Our Seafood Producers Cooperative was recently featured at The 2018 Food & Farm Film Fest in San Francisco. We presented a film about our  producer-owned co-op, and the wild salmon our producers catch  “Tasting Wild Alaska” directed by Sitka’s Liz MacKenzie. We also enjoyed some other wonderful films that displayed the intersection of art and food.

The sold-out Roxie Theater was packed and bristling with energy. The funds raised by the Festival support Cooking Matters, a program that teaches low-income families how to shop for and cook delicious, healthy food.

Wild Alaska Salmon Video

 

Attending the festival for us was a reminder that food stories are people stories. Food and the people who produce and cook food are driven by love and passion.

We really admired James Q. Chan’s “Bloodline,” a  film about Top Chef Tu David Phu and the story behind his family’s culinary legacy, their lives as refugees from Vietnam, and how his parents taught him the secrets of fish and influenced Chef Tu to become who he is today.

Through the camera lens of filmmaker Liza Mosquito deGuia we met Tommaso Conte, chef and founder of D’Abruzzo, an award-winning New York City food vendor specializing in Abruzzese cuisine from Italy. Conte’s passion is the same passion that our seafood producers bring when they are fishing and taking the extra time and work into producing a spectacular fish for your plate.

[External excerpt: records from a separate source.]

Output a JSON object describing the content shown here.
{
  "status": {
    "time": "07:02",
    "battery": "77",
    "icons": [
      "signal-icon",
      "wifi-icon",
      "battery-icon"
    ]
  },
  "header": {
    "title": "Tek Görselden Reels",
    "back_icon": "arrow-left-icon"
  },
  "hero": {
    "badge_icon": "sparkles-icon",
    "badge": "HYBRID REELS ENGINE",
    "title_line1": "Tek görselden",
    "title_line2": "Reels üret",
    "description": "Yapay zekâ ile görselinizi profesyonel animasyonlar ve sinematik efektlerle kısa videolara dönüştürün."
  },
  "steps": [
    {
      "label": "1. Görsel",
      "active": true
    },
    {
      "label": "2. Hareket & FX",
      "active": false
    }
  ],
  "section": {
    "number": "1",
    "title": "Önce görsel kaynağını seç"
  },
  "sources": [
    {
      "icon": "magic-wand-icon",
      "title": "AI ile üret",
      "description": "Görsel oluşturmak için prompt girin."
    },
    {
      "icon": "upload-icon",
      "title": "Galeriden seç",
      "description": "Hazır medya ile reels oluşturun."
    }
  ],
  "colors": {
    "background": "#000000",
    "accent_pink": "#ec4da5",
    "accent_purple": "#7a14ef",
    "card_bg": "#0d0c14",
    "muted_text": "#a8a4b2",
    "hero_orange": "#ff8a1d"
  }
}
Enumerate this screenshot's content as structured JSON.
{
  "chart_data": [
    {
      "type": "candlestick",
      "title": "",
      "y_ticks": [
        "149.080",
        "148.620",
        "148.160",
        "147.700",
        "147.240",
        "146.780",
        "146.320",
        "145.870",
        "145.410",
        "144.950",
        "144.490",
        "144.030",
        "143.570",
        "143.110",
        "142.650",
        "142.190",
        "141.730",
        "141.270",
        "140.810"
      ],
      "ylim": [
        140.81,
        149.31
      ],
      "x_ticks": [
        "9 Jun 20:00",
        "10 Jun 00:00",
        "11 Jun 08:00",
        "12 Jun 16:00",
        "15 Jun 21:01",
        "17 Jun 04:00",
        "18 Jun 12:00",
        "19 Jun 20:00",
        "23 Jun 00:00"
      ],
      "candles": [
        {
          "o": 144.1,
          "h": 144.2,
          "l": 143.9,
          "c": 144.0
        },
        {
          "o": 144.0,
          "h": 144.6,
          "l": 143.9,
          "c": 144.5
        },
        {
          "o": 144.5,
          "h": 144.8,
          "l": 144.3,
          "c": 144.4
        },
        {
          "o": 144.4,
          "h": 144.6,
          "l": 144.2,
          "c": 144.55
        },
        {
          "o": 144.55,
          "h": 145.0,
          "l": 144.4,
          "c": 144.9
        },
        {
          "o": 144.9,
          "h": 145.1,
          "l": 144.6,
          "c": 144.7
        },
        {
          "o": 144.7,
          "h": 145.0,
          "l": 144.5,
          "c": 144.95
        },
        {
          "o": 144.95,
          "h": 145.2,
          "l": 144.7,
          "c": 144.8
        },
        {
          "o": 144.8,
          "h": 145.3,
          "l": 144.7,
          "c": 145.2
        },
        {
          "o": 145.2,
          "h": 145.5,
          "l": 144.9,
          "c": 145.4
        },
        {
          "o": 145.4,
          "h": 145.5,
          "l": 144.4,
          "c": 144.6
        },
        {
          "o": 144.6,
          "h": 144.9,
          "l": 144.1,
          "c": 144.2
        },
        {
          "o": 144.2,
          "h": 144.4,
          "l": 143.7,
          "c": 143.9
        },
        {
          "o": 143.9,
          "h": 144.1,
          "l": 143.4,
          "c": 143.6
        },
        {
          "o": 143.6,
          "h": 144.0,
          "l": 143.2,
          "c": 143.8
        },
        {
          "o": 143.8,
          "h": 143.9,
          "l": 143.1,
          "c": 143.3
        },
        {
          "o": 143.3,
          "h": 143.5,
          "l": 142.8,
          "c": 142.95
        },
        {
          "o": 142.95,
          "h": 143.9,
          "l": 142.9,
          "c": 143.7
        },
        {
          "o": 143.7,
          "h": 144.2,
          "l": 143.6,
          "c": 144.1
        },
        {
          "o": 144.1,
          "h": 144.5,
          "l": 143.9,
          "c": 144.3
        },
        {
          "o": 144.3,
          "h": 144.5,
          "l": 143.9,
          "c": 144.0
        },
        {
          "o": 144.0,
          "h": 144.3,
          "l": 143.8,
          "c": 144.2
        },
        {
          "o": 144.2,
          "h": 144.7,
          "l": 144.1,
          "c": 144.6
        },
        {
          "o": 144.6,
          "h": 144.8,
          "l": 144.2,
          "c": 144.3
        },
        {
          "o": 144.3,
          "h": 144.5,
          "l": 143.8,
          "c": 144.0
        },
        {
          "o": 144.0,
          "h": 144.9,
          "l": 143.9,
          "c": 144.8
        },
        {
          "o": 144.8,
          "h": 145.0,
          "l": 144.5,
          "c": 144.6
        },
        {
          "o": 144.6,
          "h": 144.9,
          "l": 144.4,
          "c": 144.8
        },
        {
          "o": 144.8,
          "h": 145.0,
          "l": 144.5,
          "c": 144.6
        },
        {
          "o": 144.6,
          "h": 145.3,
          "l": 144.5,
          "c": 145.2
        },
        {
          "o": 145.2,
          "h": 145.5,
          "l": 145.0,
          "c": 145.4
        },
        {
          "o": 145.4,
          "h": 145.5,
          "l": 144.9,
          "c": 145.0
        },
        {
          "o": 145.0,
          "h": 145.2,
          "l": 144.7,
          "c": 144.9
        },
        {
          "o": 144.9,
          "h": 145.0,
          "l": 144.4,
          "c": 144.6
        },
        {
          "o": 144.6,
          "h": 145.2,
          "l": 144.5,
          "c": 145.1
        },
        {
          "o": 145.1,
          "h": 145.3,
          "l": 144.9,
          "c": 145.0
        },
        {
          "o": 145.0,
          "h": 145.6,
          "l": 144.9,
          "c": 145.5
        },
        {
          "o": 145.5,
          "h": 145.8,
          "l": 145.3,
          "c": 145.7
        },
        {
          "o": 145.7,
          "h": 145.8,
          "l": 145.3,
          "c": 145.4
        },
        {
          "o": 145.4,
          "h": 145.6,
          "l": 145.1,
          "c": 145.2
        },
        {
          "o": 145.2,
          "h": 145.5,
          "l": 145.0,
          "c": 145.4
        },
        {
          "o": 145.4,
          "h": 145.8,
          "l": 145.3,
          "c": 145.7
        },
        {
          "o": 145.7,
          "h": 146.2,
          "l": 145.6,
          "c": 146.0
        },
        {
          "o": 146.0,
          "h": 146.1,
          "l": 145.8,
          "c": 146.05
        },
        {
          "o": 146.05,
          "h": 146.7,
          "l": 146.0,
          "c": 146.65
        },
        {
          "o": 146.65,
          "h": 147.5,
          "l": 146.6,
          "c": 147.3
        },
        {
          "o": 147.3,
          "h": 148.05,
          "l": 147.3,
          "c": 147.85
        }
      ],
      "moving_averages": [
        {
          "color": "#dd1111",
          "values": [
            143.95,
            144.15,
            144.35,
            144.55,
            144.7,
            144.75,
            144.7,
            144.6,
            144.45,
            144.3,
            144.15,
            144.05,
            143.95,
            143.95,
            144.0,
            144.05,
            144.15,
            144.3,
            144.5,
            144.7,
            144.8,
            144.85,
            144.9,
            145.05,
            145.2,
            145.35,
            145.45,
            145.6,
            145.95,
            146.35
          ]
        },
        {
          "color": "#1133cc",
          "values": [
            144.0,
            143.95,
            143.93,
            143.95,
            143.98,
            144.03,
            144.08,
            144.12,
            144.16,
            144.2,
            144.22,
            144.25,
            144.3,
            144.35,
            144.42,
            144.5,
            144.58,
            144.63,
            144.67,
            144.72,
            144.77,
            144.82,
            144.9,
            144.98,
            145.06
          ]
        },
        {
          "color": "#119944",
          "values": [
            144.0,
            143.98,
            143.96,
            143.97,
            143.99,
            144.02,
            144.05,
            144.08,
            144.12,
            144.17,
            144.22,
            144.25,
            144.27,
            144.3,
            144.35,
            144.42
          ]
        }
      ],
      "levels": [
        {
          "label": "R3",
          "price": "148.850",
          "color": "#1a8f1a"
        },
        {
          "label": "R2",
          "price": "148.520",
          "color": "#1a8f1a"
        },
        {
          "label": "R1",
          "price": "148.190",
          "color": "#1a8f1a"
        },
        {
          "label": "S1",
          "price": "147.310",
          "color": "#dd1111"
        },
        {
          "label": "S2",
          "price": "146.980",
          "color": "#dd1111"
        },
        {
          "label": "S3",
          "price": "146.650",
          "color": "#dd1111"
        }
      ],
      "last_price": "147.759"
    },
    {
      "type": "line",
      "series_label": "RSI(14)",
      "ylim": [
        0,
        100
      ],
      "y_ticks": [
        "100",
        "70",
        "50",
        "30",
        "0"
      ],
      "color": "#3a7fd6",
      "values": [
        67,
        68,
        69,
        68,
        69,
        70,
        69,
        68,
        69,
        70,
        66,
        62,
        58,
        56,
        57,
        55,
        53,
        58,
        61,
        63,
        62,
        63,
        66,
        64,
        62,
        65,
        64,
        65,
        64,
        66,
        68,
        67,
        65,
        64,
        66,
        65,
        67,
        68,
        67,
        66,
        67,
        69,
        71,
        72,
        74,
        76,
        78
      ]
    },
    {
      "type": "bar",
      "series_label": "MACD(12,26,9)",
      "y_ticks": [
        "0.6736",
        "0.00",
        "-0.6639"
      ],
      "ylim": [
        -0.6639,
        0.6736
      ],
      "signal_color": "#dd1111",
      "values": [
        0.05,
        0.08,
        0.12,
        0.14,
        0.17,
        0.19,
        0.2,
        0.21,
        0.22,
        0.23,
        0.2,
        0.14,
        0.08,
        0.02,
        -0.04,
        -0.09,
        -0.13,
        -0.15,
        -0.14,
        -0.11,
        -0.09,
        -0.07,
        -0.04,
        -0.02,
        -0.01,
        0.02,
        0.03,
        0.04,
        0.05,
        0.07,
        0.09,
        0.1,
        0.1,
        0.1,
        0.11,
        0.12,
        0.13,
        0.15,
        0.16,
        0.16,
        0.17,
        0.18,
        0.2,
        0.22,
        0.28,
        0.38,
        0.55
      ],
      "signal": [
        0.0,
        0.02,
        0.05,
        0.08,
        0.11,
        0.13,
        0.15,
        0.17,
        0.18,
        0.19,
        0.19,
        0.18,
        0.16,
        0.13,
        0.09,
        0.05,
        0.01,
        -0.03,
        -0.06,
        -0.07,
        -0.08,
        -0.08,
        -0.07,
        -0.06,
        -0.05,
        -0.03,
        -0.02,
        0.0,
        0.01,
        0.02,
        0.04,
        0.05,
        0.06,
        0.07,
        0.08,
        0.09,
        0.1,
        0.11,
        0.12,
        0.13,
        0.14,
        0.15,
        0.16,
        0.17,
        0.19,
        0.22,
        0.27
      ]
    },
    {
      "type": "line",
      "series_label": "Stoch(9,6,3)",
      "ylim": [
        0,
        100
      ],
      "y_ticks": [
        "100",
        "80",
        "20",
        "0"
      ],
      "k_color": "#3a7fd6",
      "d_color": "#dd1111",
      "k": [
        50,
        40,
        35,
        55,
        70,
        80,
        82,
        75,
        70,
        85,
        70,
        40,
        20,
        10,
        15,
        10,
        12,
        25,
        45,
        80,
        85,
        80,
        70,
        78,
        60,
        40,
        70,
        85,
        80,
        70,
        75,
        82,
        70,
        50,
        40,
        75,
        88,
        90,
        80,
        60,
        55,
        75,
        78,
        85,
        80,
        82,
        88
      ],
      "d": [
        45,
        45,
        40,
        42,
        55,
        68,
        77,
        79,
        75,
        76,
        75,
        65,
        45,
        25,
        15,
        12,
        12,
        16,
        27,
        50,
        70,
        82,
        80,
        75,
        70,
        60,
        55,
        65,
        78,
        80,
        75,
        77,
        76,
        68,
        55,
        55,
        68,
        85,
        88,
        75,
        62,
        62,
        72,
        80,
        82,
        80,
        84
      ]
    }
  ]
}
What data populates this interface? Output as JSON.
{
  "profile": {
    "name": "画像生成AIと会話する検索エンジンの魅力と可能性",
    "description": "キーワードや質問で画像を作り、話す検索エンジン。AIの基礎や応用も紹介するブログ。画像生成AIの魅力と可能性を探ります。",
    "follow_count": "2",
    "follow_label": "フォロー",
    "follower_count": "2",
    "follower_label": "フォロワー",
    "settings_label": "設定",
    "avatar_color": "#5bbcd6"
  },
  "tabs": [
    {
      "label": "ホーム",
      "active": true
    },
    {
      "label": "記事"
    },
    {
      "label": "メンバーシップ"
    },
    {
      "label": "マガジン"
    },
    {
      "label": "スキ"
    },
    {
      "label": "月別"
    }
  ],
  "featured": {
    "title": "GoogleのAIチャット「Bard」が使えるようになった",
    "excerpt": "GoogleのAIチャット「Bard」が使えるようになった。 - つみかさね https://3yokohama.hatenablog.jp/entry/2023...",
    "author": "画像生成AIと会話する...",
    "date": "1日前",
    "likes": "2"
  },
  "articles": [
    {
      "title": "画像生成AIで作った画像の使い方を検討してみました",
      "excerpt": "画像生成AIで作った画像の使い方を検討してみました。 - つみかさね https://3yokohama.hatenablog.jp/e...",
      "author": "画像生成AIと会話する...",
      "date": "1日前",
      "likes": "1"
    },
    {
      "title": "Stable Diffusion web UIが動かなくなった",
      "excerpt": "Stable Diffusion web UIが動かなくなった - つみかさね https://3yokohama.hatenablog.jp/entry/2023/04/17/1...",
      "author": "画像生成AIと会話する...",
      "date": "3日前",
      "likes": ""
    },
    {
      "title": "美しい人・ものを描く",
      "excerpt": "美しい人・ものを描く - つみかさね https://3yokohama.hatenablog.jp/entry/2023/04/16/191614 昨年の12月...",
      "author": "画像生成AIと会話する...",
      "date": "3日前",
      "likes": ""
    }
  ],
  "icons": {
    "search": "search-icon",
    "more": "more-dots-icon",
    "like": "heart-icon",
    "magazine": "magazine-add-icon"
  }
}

“Great! Lakes,” a film  about a family-run small scale candy maker in Knife River, Minnesota depicts the craft of making memorable and special food by a family that stays authentic to who they are. We had some of their candy at the after-party and it was to die for.

These were just a taste of the films we saw at the festival. Going to the festival was a reminder to share more of our producers’ stories with you. Which we will. Stay tuned. And thanks for following our stories and supporting our organization.

Enjoy Thanksgiving!

The Folks at Alaska Gold Seafood